+++ Excerpted data +++

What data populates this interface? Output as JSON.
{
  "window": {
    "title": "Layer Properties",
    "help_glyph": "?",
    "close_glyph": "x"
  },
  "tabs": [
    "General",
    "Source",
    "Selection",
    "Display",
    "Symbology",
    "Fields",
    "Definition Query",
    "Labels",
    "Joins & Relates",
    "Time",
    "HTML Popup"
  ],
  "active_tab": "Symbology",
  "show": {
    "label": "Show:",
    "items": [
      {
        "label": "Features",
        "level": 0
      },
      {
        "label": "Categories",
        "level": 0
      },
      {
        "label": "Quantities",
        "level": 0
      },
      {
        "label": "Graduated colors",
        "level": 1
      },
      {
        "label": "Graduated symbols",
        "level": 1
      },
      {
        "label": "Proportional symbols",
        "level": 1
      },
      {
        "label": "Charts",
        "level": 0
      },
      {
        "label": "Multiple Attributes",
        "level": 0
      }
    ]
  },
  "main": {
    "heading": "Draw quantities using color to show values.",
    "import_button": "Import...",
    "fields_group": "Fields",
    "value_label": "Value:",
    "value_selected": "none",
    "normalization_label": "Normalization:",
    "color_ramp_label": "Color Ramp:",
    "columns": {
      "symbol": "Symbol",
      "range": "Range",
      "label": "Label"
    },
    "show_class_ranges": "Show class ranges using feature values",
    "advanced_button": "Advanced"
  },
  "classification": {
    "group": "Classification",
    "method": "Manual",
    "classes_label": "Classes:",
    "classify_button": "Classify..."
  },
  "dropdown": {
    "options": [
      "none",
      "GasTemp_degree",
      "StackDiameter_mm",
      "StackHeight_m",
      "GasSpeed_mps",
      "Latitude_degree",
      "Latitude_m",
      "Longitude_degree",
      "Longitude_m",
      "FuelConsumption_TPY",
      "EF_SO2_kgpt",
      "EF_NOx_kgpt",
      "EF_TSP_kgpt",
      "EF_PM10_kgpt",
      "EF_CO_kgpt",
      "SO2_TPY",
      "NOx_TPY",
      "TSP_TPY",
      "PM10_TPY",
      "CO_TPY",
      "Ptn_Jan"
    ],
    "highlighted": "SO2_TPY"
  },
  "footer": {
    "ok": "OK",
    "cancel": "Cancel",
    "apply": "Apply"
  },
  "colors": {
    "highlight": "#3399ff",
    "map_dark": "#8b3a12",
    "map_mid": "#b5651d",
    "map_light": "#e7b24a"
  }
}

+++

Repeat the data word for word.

## Task solution
What data populates this interface? Output as JSON.
{
  "window": {
    "title": "Layer Properties",
    "help_glyph": "?",
    "close_glyph": "x"
  },
  "tabs": [
    "General",
    "Source",
    "Selection",
    "Display",
    "Symbology",
    "Fields",
    "Definition Query",
    "Labels",
    "Joins & Relates",
    "Time",
    "HTML Popup"
  ],
  "active_tab": "Symbology",
  "show": {
    "label": "Show:",
    "items": [
      {
        "label": "Features",
        "level": 0
      },
      {
        "label": "Categories",
        "level": 0
      },
      {
        "label": "Quantities",
        "level": 0
      },
      {
        "label": "Graduated colors",
        "level": 1
      },
      {
        "label": "Graduated symbols",
        "level": 1
      },
      {
        "label": "Proportional symbols",
        "level": 1
      },
      {
        "label": "Charts",
        "level": 0
      },
      {
        "label": "Multiple Attributes",
        "level": 0
      }
    ]
  },
  "main": {
    "heading": "Draw quantities using color to show values.",
    "import_button": "Import...",
    "fields_group": "Fields",
    "value_label": "Value:",
    "value_selected": "none",
    "normalization_label": "Normalization:",
    "color_ramp_label": "Color Ramp:",
    "columns": {
      "symbol": "Symbol",
      "range": "Range",
      "label": "Label"
    },
    "show_class_ranges": "Show class ranges using feature values",
    "advanced_button": "Advanced"
  },
  "classification": {
    "group": "Classification",
    "method": "Manual",
    "classes_label": "Classes:",
    "classify_button": "Classify..."
  },
  "dropdown": {
    "options": [
      "none",
      "GasTemp_degree",
      "StackDiameter_mm",
      "StackHeight_m",
      "GasSpeed_mps",
      "Latitude_degree",
      "Latitude_m",
      "Longitude_degree",
      "Longitude_m",
      "FuelConsumption_TPY",
      "EF_SO2_kgpt",
      "EF_NOx_kgpt",
      "EF_TSP_kgpt",
      "EF_PM10_kgpt",
      "EF_CO_kgpt",
      "SO2_TPY",
      "NOx_TPY",
      "TSP_TPY",
      "PM10_TPY",
      "CO_TPY",
      "Ptn_Jan"
    ],
    "highlighted": "SO2_TPY"
  },
  "footer": {
    "ok": "OK",
    "cancel": "Cancel",
    "apply": "Apply"
  },
  "colors": {
    "highlight": "#3399ff",
    "map_dark": "#8b3a12",
    "map_mid": "#b5651d",
    "map_light": "#e7b24a"
  }
}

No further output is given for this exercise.